They were difficult to understand, but they said he belonged at a big, brown house half a mile up the road.

“He’s a roamer,” said the woman in the middle of the seat.

I was hoping they’d volunteer to take him back themselves, but no such offer was made. So I drove up the road, with the little dog on my lap, and found the brown house.

No one was home (I think), but there was an enclosed front porch with the gate open. I put Glen the Roamer on the porch, left a bowl of water, shut the porch gate, and went on my way.

No shot guns were fired in the process.

From there I drove to Roanoke, then found my way onto the Blue Ridge Parkway … running late for my dinner with Kate.

I was expecting the Blue Ridge Parkway to be just like any other scenic highway. But my expectations were far surpassed. The Parkway is 469 miles of road along the Blue Ridge portion of the Appalachian Mountains. The entire drive is buffered from civilization. Not only is it extraordinarily scenic, but it is uninterrupted by stops of any kind.  And the road was in great condition. And it was curvy (but not too curvy) – and nicely banked. And there were not many cars on the road.

Did I mention I was running late?

And have I mentioned that I’m driving a Mini Cooper?

If so, you will not be surprised to learn that on this spectacular afternoon in Virginia (soon to be North Carolina), on one of the most beautiful roads in the world, I broke one of my 3 rules for the trip …
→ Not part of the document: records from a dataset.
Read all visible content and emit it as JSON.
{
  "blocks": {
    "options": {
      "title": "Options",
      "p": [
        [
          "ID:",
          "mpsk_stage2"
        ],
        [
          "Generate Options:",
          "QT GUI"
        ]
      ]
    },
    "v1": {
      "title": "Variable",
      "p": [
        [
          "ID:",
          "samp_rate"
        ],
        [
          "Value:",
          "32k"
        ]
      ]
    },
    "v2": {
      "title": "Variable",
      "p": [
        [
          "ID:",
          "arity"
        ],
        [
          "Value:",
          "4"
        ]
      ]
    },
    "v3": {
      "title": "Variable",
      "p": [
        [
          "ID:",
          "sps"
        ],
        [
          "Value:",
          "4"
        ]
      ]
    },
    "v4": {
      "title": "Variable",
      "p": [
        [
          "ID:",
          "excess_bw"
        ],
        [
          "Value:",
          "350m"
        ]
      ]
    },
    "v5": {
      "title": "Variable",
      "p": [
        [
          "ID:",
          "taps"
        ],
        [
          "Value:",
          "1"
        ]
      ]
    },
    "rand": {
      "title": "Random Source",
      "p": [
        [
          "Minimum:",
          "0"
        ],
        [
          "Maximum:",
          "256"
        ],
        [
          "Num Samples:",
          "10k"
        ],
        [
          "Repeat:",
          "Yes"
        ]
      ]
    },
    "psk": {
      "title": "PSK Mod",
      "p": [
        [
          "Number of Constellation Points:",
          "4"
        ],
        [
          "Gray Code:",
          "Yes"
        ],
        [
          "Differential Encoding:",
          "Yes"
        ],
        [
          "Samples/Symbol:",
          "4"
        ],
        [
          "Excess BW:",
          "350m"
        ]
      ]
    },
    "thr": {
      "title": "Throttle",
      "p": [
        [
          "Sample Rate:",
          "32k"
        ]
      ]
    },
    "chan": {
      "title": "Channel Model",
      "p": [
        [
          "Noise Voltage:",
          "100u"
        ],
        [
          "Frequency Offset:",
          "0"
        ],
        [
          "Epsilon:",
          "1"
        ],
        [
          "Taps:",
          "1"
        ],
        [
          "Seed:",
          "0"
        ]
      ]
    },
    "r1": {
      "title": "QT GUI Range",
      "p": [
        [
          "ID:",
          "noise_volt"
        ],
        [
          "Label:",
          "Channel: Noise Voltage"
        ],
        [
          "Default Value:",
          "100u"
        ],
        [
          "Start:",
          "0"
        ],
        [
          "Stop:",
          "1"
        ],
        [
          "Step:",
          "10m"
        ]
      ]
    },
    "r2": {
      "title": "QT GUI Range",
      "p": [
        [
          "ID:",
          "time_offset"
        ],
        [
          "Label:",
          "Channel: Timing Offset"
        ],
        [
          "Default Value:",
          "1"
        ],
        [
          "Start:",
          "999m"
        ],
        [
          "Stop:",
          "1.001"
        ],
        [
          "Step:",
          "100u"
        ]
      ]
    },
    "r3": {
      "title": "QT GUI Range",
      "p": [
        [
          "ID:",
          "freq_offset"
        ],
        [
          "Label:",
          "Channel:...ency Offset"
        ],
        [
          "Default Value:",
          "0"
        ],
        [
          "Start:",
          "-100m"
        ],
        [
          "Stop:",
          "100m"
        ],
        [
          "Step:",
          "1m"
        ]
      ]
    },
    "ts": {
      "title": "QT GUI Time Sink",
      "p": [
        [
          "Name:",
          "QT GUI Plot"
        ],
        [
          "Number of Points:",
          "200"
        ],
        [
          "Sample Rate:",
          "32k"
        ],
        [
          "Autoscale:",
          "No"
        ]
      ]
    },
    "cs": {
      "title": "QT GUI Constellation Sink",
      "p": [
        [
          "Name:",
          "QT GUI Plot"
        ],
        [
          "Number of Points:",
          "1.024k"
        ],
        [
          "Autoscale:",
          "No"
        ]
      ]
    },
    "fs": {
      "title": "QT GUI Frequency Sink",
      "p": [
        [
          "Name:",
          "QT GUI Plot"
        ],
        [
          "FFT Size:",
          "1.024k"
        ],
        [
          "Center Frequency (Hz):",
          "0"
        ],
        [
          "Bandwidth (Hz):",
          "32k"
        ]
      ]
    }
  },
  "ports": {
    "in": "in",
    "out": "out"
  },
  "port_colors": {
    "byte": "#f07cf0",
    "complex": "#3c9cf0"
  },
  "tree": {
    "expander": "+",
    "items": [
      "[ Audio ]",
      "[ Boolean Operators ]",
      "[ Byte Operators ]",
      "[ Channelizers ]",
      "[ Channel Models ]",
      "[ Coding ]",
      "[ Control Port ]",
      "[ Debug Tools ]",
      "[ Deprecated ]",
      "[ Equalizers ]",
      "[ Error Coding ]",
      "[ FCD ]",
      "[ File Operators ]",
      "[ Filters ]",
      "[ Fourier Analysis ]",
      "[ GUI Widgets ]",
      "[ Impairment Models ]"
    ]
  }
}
I drove fast.

And it was good.

So was dinner with Kate. She took me to a place called Tupelo Honey, where I had blackened catfish over goat cheese grits. For two things that seems so different, goat cheese and grits go quite well together.

The only problem with dinner was that it was too short, so we decided to go for a hike the next day.

One reason that dinner with Kate was too short was that … well …  I was late.

But hey, I rescued a doggie.

And that wasn’t even on my list.


George Washington National Forest



Meet Glen



Glen at the river



Glen in the driver's seat



Glen meeting Kettle



Glen back on the porch



of hopefully the correct brown house



The Blue Ridge Parkway



Parked on the Parkway



A view from the Parkway



Last Parkway shot


Lexington – Virginia

October 5, 2010

After sixteen and a half days, my vacation’s vacation came to an end.

I received my credit and debit cards in the mail, so I was good to go.

I will miss Steven & Diane and Calvin & Zack. So will Kettle. But we have places to go and people to see.

And there’s that fish thing.

Our first day of travel took us through the scenic Shenendoah Valley. We stopped at some caverns, where I marveled at the brochure and explored the gift shop. I didn’t actually go into the caverns, but I did bring Kettle to see the miniature train that takes kids for rides near the cavern entrance.

No one was around, so I took the opportunity to have Kettle get into one of the train seats so I could take his picture.

Kettle took the opportunity to assert that he’s a 95 pound Rottweiler / German Shepherd mix that won’t be cajoled into getting into a kiddie train.

We also stopped at James Madison University because James Madison is one of the most underrated of the American founders and because that’s where I found myself after pulling off the highway to go pee.

We spent the night in Lexington, Virginia. It’s not the Lexington from the battle of Lexington and Concord, but it is the Lexington that is home to the home of General Stonewall Jackson.

And that’s good enough for me.

Dog Not On Board

Dog On Campus

The day's route.